A Tektronix RSA306B PC-based spectrum analyzer is connected to the output from a Tektronix RTSA V3 Demo Board in order to demonstrate trace detection and function controls.
Hi and welcome to our 72nd Test and Measurement Video. Today we are continuing our demonstration of the Tektronix RSA306B PC-based spectrum analyzer. This recent Tektronix offering makes available many advanced spectrum analyzer features at a price that is affordable given the fact that most users possess or have access to a PC. The key ingredient in this mix is the SignalVu-PC software. It comes in a flash drive along with the instrument, ready to install in your PC. Alternatively, you can download it and the RSA306B user manual free of charge from the Tektronix website.
Incidentally, users have asked when and if there will be a SignalVu-Mac. Tektronix engineers have successfully operated SignalVu-PC on a Mac platform, using the Apple supplied Boot Camp application. That’s where it stands at present.
After the SignalVu-PC software has been installed in the PC, the RSA306B spectrum analyzer, the RTSA V3 Demo Board and the PC can be cabled together. For this purpose, Tektronix supplies a Y-type USB 3.0 cable. The double end plugs into two USB slots in the PC and the single end plugs into the Demo Board. This cable powers the Demo Board but carries no data. Then, a standard BNC cable is run from an RF adapter at the module to the Demo Board, where it can be attached to any one of seven outputs. This cable carries data, but no power. Finally, a standard USB cable is run from the module to the PC. This cable carries power and data.
To summarize, the PC powers the Demo Board and the module. Neither of these has an AC cord or a battery. The output of the Demo Board is fed into the module, which processes it, whereupon the signal is conveyed to the PC, which contains SignalVu-PC software, permitting the signal to be displayed in various modes and scales.
Today’s demonstration involves still another capability of the RSA306B PC-based spectrum analyzer, namely its ability to process a signal so as to perform trace detection and to apply function controls.
To begin, we need to set up the Demo Board.
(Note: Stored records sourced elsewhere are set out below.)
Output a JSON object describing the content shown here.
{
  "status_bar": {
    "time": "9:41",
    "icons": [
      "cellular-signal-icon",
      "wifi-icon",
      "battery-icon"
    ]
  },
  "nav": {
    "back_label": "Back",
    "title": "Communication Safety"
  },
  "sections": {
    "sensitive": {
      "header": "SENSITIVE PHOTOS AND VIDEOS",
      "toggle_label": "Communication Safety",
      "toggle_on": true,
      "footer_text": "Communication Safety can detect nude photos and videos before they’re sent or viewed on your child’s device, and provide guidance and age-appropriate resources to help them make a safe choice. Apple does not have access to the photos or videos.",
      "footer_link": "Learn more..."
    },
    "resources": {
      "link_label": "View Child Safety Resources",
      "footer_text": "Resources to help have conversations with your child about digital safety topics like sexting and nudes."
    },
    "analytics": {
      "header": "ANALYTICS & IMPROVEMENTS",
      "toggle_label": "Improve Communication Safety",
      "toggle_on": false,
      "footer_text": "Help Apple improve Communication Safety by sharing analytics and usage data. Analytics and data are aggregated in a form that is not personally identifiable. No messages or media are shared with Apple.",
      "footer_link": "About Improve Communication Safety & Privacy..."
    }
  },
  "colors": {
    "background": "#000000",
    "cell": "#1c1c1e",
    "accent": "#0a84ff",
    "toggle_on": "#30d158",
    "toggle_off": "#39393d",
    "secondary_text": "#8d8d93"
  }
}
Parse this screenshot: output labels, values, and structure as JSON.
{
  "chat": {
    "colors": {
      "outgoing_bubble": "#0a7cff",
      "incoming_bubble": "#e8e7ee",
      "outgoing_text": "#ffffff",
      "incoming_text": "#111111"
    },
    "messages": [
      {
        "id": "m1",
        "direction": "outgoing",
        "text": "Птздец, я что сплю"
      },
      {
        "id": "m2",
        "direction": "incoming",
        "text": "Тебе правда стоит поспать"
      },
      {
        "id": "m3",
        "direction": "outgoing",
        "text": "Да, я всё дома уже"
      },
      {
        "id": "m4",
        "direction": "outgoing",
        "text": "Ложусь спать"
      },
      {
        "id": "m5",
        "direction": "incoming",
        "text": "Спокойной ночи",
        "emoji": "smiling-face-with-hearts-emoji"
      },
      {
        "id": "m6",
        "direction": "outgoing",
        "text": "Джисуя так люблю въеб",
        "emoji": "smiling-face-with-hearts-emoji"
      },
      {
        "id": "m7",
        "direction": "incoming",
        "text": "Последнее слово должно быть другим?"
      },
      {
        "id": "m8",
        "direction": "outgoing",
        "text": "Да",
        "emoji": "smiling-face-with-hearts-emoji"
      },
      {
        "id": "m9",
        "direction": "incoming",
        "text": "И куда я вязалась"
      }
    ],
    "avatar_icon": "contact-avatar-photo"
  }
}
We are using the same Demo Board settings as in Video 71, which demonstrated Power Measurements with Markers. With cabling in place:
1. Press the On button in the Demo Board. LED’s throughout light up indicating that the Demo Board is prepared to output signals to the connected RSA306B spectrum analyzer
and through it to the PC,
2. Set Reference to Internal.
3. Set the Run Mode to Free Run.
4. Click the Row and Column buttons to select OFDM to determine the Demo Board output. This completes the procedure for configuring the Demo Board.
Now we will turn to the RSA306B:
1. Keep the same setting, or recall the setting Demo2_OFDM_marker.tiq. Click Run.
2. Right click the screen, and select All Markers Off.
3. Click the Settings button to display the Settings Control Panel.
4. In the Traces tab, select Trace 1, and then set Detection to AVG (VRMS) and set Function to Avg (VRMS).
5. Select Trace 2 and then set Detection to +Peak, Function to Max Hold, and enable Show.
6. Select the trace to Trace 3, select Detection to –Peak, Function to Min Hold, and enable Show.
Trace selectors process the data underlying the trace to provide the results we need depending on the current application. Available detection methods are +Peak, -Peak, Avg (VRMS), Sample and CISPR Pk.
Trace functions are applied to multiple traces as they are displayed. Available settings are Normal, Average, Max Hold and Min Hold. The number of traces setting specifies how many traces are averaged.
The same selections are available in the upper left display selection and mouse-over dropdowns.
The results show the three different traces displayed in the screen simultaneously.
The average trace is generated by multiple traces averaged together. There is one vertical value for each underlying frequency data point. Once the specified number of traces has been acquired and averaged to generate the displayed trace, each new trace takes the place of the oldest trace in the calculation.
Max Hold trace displays the maximum value in the trace record for each display point. Each new trace display point is compared to the previous maximum value and the greater value is retained for display and subsequent comparisons.
Min Hold trace displays the minimum value in the trace record for each display point. Each new trace display point is compared to the previous minimum value and the lesser value is retained for display and subsequent comparisons.
Thanks for watching. New videos are added periodically, so check back frequently.